* [About this exercise] Pull each line containing "Home" out of the data and copy it.

--- Information supplied Enclosed Below ---

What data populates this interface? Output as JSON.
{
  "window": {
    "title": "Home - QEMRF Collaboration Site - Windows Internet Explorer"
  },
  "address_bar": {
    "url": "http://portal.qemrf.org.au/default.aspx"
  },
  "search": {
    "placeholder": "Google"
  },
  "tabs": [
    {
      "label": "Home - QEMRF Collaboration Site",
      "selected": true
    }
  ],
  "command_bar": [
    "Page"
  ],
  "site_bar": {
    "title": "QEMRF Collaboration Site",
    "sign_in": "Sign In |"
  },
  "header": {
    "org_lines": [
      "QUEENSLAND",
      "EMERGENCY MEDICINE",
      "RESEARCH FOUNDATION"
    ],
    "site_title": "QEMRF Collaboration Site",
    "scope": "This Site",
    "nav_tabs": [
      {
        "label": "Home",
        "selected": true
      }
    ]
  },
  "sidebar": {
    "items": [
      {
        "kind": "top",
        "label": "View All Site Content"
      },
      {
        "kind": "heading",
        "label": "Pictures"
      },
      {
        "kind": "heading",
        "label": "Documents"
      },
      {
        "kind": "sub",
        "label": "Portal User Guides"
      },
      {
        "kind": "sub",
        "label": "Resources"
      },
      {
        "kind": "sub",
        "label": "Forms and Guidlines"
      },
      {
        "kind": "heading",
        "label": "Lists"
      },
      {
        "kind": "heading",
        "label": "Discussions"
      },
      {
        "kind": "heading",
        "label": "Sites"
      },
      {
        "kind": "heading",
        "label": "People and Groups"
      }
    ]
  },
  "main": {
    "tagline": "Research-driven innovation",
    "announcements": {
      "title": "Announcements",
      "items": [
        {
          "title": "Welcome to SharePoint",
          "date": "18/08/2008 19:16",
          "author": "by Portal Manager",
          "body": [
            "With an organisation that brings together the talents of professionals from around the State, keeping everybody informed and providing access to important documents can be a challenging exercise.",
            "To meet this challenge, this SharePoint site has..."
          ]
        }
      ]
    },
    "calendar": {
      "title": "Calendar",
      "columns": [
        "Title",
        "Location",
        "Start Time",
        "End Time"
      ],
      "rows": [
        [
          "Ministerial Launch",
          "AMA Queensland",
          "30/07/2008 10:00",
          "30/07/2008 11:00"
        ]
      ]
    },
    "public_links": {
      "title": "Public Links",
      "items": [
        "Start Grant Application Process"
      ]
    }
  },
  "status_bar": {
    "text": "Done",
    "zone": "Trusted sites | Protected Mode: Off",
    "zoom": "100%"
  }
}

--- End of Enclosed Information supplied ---

* [Answer]
    "title": "Home - QEMRF Collaboration Site - Windows Internet Explorer"
      "label": "Home - QEMRF Collaboration Site",
        "label": "Home",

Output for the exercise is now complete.